### [Exercise instructions]
Search the material for the word "Внешний" and report each line where it turns up.

### [Data under study]
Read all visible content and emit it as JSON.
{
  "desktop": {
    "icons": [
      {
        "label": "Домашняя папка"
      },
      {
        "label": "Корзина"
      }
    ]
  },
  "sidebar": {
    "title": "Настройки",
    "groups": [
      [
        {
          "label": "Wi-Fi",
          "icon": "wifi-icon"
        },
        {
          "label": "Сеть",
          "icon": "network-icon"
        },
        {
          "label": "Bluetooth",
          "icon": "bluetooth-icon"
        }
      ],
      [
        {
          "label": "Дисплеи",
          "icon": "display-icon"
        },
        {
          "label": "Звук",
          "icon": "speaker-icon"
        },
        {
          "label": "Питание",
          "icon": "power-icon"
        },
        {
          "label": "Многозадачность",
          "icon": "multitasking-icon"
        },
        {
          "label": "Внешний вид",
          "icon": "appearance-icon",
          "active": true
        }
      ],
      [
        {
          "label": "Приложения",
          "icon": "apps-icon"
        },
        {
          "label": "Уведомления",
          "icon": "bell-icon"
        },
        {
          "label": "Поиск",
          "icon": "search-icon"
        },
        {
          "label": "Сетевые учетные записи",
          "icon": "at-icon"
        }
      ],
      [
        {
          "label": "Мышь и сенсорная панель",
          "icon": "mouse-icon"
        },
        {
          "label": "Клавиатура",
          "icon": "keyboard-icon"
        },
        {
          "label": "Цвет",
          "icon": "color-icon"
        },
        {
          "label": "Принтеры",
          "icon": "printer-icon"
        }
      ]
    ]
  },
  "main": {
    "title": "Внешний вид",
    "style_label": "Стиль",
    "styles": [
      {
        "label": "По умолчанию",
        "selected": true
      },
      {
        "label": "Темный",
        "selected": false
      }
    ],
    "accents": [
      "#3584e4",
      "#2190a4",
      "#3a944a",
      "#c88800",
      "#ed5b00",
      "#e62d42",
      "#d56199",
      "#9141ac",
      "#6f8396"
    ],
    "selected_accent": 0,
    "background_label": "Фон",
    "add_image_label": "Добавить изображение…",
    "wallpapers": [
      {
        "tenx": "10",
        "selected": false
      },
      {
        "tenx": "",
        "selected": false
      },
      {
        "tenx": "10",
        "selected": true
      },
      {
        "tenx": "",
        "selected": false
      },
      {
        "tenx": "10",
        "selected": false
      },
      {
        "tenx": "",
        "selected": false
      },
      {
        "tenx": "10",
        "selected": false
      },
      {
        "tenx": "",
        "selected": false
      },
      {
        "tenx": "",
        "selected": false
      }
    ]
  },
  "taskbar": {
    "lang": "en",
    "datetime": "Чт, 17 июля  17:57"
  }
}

### [Task result]
          "label": "Внешний вид",
    "title": "Внешний вид",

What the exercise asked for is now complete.